_Task_
From the entries below, gather every line containing the string "List".

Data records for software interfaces
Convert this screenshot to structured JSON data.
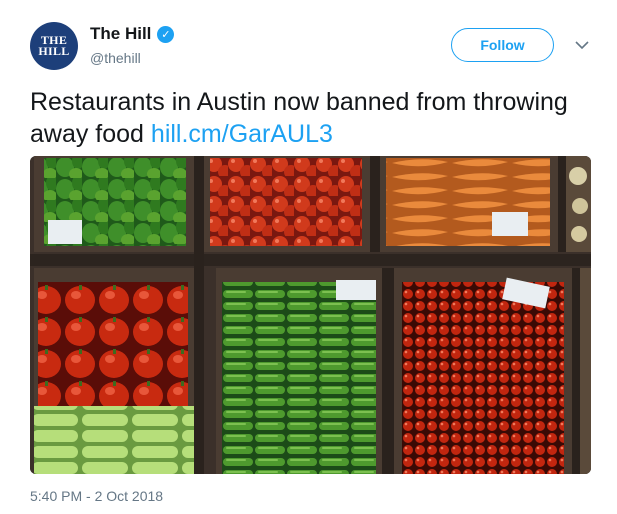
{
  "author": {
    "avatar_line1": "THE",
    "avatar_line2": "HILL",
    "name": "The Hill",
    "verified_icon": "verified-badge-icon",
    "handle": "@thehill"
  },
  "actions": {
    "follow_label": "Follow",
    "more_icon": "chevron-down-icon"
  },
  "tweet": {
    "text": "Restaurants in Austin now banned from throwing away food",
    "link": "hill.cm/GarAUL3"
  },
  "media": {
    "icon": "photo-vegetable-crates"
  },
  "timestamp": "5:40 PM - 2 Oct 2018",
  "colors": {
    "accent": "#1da1f2",
    "avatar_bg": "#1d3f7a",
    "muted": "#657786"
  }
}
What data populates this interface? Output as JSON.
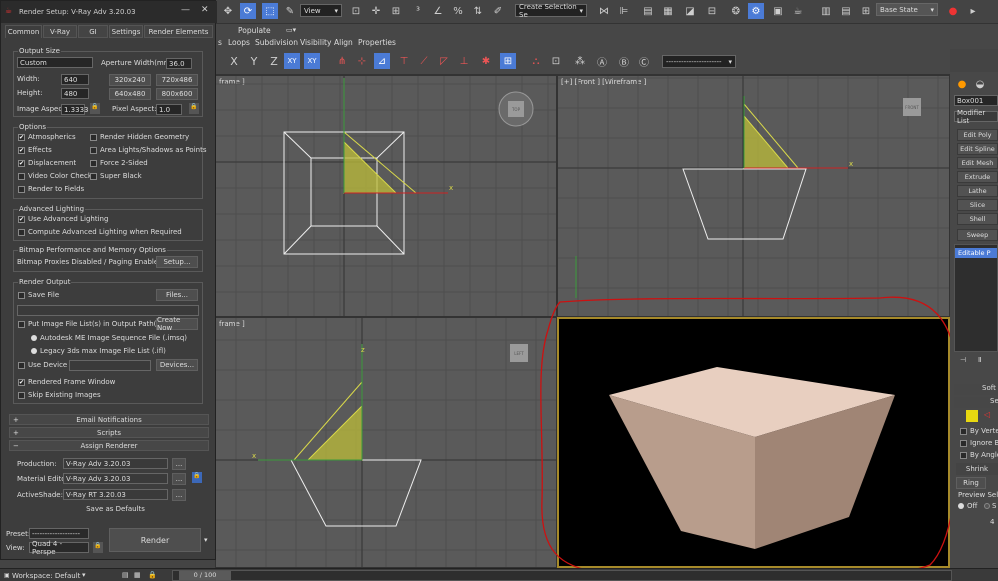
{
  "toolbar": {
    "view_dropdown": "View",
    "selection_set_placeholder": "Create Selection Se",
    "state_dropdown": "Base State"
  },
  "ribbon": {
    "populate_tab": "Populate",
    "tabs": [
      "s",
      "Loops",
      "Subdivision",
      "Visibility",
      "Align",
      "Properties"
    ],
    "axes": [
      "X",
      "Y",
      "Z",
      "XY",
      "XY"
    ],
    "set_dropdown": "----------------------"
  },
  "viewports": {
    "top": {
      "label": "frame ]"
    },
    "front": {
      "label": "[+] [Front ] [Wireframe ]"
    },
    "left": {
      "label": "frame ]"
    },
    "cube_top": "TOP",
    "cube_front": "FRONT",
    "cube_left": "LEFT",
    "axis_x": "x",
    "axis_z": "z"
  },
  "command_panel": {
    "object_name": "Box001",
    "modifier_list": "Modifier List",
    "modifiers": [
      "Edit Poly",
      "Edit Spline",
      "Edit Mesh",
      "Extrude",
      "Lathe",
      "Slice",
      "Shell",
      "Sweep"
    ],
    "stack_item": "Editable P",
    "soft_label": "Soft",
    "sel_label": "Se",
    "options": [
      "By Verte",
      "Ignore Ba",
      "By Angle"
    ],
    "shrink": "Shrink",
    "ring": "Ring",
    "preview_label": "Preview Sele",
    "off_label": "Off",
    "s_label": "S",
    "num4": "4"
  },
  "render_setup": {
    "title": "Render Setup: V-Ray Adv 3.20.03",
    "tabs": [
      "Common",
      "V-Ray",
      "GI",
      "Settings",
      "Render Elements"
    ],
    "output_size": {
      "group": "Output Size",
      "preset": "Custom",
      "aperture_label": "Aperture Width(mm):",
      "aperture_value": "36.0",
      "width_label": "Width:",
      "width_value": "640",
      "height_label": "Height:",
      "height_value": "480",
      "presets": [
        "320x240",
        "720x486",
        "640x480",
        "800x600"
      ],
      "image_aspect_label": "Image Aspect:",
      "image_aspect_value": "1.3333",
      "pixel_aspect_label": "Pixel Aspect:",
      "pixel_aspect_value": "1.0"
    },
    "options": {
      "group": "Options",
      "items": [
        {
          "label": "Atmospherics",
          "checked": "✔"
        },
        {
          "label": "Render Hidden Geometry",
          "checked": ""
        },
        {
          "label": "Effects",
          "checked": "✔"
        },
        {
          "label": "Area Lights/Shadows as Points",
          "checked": ""
        },
        {
          "label": "Displacement",
          "checked": "✔"
        },
        {
          "label": "Force 2-Sided",
          "checked": ""
        },
        {
          "label": "Video Color Check",
          "checked": ""
        },
        {
          "label": "Super Black",
          "checked": ""
        },
        {
          "label": "Render to Fields",
          "checked": ""
        }
      ]
    },
    "advanced_lighting": {
      "group": "Advanced Lighting",
      "use": "Use Advanced Lighting",
      "use_checked": "✔",
      "compute": "Compute Advanced Lighting when Required"
    },
    "bitmap": {
      "group": "Bitmap Performance and Memory Options",
      "text": "Bitmap Proxies Disabled / Paging Enabled",
      "setup": "Setup..."
    },
    "render_output": {
      "group": "Render Output",
      "save_file": "Save File",
      "files": "Files...",
      "put_image": "Put Image File List(s) in Output Path(s)",
      "create_now": "Create Now",
      "autodesk": "Autodesk ME Image Sequence File (.imsq)",
      "legacy": "Legacy 3ds max Image File List (.ifl)",
      "use_device": "Use Device",
      "devices": "Devices...",
      "rendered_frame": "Rendered Frame Window",
      "rendered_checked": "✔",
      "skip_existing": "Skip Existing Images"
    },
    "rollouts": [
      "Email Notifications",
      "Scripts",
      "Assign Renderer"
    ],
    "assign": {
      "production_label": "Production:",
      "production_value": "V-Ray Adv 3.20.03",
      "material_label": "Material Editor:",
      "material_value": "V-Ray Adv 3.20.03",
      "activeshade_label": "ActiveShade:",
      "activeshade_value": "V-Ray RT 3.20.03",
      "dots": "...",
      "save_defaults": "Save as Defaults"
    },
    "bottom": {
      "preset_label": "Preset:",
      "preset_value": "-------------------",
      "view_label": "View:",
      "view_value": "Quad 4 - Perspe",
      "render_button": "Render"
    }
  },
  "status": {
    "workspace": "Workspace: Default",
    "frame": "0 / 100"
  },
  "colors": {
    "annotation": "#cc1111",
    "selection": "#4b7bd6",
    "box_light": "#e8cfc0",
    "box_mid": "#b89d8c",
    "box_dark": "#a08575",
    "gizmo_yellow": "#d9d94a"
  }
}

_Reply_
    "modifier_list": "Modifier List",
      "put_image": "Put Image File List(s) in Output Path(s)",
      "legacy": "Legacy 3ds max Image File List (.ifl)",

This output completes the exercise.